> _TASK INSTRUCTIONS_
Restate word for word the line with "Decode this image" and the rest of the listing after it, ending at the final line, and include nothing else.
EXTRACTED ENTRIES section start
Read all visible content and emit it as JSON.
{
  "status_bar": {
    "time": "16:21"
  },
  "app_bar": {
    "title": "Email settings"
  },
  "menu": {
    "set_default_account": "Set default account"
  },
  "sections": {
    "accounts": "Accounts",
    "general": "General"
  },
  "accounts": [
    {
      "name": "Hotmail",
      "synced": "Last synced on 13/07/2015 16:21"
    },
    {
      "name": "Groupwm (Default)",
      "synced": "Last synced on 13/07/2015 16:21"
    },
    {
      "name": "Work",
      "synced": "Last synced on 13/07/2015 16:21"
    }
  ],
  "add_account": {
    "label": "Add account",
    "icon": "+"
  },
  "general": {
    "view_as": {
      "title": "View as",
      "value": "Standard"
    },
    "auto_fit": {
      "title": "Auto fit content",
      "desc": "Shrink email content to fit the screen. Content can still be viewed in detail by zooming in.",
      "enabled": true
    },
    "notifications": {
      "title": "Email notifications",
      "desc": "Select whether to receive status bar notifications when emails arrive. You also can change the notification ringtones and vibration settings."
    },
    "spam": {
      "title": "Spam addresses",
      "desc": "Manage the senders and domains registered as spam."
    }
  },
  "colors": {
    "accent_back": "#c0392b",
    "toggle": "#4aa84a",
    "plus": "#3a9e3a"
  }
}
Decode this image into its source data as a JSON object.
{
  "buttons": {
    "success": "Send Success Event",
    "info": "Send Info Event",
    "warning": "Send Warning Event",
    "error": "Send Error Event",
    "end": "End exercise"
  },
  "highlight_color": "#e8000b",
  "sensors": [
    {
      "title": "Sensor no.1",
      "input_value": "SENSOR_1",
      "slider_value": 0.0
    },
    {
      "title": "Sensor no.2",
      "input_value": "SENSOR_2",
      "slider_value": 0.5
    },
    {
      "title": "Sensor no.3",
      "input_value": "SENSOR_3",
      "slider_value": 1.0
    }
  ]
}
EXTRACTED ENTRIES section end
> _OUTPUT FOR THIS TASK_
Decode this image into its source data as a JSON object.
{
  "buttons": {
    "success": "Send Success Event",
    "info": "Send Info Event",
    "warning": "Send Warning Event",
    "error": "Send Error Event",
    "end": "End exercise"
  },
  "highlight_color": "#e8000b",
  "sensors": [
    {
      "title": "Sensor no.1",
      "input_value": "SENSOR_1",
      "slider_value": 0.0
    },
    {
      "title": "Sensor no.2",
      "input_value": "SENSOR_2",
      "slider_value": 0.5
    },
    {
      "title": "Sensor no.3",
      "input_value": "SENSOR_3",
      "slider_value": 1.0
    }
  ]
}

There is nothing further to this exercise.